**PROBLEM TO SOLVE**
From the data, return each line holding the word "Select".

**SUPPLIED RECORDS**
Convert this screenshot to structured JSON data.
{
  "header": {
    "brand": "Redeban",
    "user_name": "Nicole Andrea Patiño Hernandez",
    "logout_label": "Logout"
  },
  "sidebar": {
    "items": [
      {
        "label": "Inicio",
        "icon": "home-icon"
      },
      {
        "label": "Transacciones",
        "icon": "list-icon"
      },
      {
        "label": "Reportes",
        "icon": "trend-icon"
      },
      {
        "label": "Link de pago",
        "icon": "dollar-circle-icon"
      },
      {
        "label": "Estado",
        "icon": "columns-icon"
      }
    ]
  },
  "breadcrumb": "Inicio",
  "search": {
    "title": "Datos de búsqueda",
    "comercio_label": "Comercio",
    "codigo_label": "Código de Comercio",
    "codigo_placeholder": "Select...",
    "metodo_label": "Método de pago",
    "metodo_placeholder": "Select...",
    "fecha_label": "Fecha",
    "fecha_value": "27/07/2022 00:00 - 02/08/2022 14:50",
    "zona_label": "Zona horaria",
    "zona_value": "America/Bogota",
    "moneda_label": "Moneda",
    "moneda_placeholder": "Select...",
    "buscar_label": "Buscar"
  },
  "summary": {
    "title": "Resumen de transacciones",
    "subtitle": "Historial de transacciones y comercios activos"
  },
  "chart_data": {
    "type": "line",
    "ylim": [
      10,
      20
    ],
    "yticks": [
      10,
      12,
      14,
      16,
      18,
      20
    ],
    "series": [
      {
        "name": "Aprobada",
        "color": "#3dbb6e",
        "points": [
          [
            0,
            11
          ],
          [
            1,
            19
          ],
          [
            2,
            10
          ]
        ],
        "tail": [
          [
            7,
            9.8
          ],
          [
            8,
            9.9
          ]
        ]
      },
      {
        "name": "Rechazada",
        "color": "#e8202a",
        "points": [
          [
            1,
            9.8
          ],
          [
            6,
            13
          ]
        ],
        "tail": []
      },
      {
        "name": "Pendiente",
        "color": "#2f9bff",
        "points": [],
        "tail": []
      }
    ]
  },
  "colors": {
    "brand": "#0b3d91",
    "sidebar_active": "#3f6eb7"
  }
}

**COMPLETED EXERCISE**
    "codigo_placeholder": "Select...",
    "metodo_placeholder": "Select...",
    "moneda_placeholder": "Select...",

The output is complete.